“The previous $15 million capital and surplus requirement has been in place since the ’90s, so is not near as meaningful in guaranteeing financial solvency of surplus line insurers today. This is a needed inflationary increase.”

—Ted Pierce, executive director of the Surplus Line Association of California, commenting on a surplus line capital requirement bill Gov. Arnold Schwarzenegger recently signed into law. The new law requires the total capital and surplus requirements for nonadmitted insurers in California to be at least $45 million, up from $15 million. The law requires $25 million of this amount to be held in forms that meet the requirements of Department of Insurance statutes relative to the general investment law. AB 1708 also authorizes the balance of the required minimum capital to be held in instruments that are allowable under either the General Investments Law or the Excess Funds Investments Law.

No Demonstrated Need

“Such a requirement would be inconsistent with how utilization review is conducted in other areas of medicine and not in line with best practices nationwide. The proponents of this measure have not demonstrated a need for this disparity in treatment.”

—Gov. Arnold Schwarzenegger, on why he vetoed a workers’ compensation measure (AB 933) that would have required a physician who conducts a utilization review of workers’ comp medical treatment to be licensed in California.

Political Influence

“Californians need an insurance commissioner who is independent of insurance industry influence and both candidates should call on the insurance industry to stay out of this race.”

—Douglas Heller, Consumer Watchdog executive director. Heller’s group believes that the insurance industry is planning to spend between $5 million and $10 million to defeat California insurance commissioner candidate Dave Jones and elect his opponent Mike Villines through the JobsPAC committee. Villines says any money given to him by insurance organizations has been returned.

Challenges Continue

“The KPMG survey findings reflect an expectation that many of the challenges insurance executives have faced in terms of financial performance over these past two years will likely persist. In addition to the economic challenges, executives have clearly told us that regulatory changes, including the recently passed Dodd-Frank reform package, add to the complexity of the landscape they must navigate.”
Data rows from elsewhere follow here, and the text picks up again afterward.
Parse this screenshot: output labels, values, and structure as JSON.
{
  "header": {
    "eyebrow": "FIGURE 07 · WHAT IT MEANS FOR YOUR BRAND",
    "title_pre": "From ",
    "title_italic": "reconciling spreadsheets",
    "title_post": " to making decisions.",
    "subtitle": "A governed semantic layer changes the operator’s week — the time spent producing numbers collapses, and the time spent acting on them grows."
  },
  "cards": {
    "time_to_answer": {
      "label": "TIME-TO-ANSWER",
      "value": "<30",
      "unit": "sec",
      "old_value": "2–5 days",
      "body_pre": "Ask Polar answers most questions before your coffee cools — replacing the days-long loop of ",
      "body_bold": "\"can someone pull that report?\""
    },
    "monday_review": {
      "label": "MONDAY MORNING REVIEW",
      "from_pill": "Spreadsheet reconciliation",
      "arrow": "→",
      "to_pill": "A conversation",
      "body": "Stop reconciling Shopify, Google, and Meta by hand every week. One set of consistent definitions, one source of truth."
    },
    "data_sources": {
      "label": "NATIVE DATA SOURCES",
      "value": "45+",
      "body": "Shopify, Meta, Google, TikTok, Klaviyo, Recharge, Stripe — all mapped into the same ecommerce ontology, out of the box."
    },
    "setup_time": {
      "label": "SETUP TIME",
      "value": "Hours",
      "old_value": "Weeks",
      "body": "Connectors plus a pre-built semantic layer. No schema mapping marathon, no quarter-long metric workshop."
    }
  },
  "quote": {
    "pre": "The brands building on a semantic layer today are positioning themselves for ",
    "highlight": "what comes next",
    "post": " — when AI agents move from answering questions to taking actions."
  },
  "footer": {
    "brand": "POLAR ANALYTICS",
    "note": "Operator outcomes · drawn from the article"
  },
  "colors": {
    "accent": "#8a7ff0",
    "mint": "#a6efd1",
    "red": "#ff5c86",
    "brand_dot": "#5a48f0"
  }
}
—Scott Marcello, KPMG’s national leader for Financial Services and Insurance, commenting on a survey his company conducted for its 22nd Annual Insurance Industry Conference. U.S. insurance executives reported that despite improving market conditions, they remained concerned about their company’s performance and the industry’s ability to generate underwriting profit. Only 41 percent of executives surveyed expect their company to perform above expectations next year.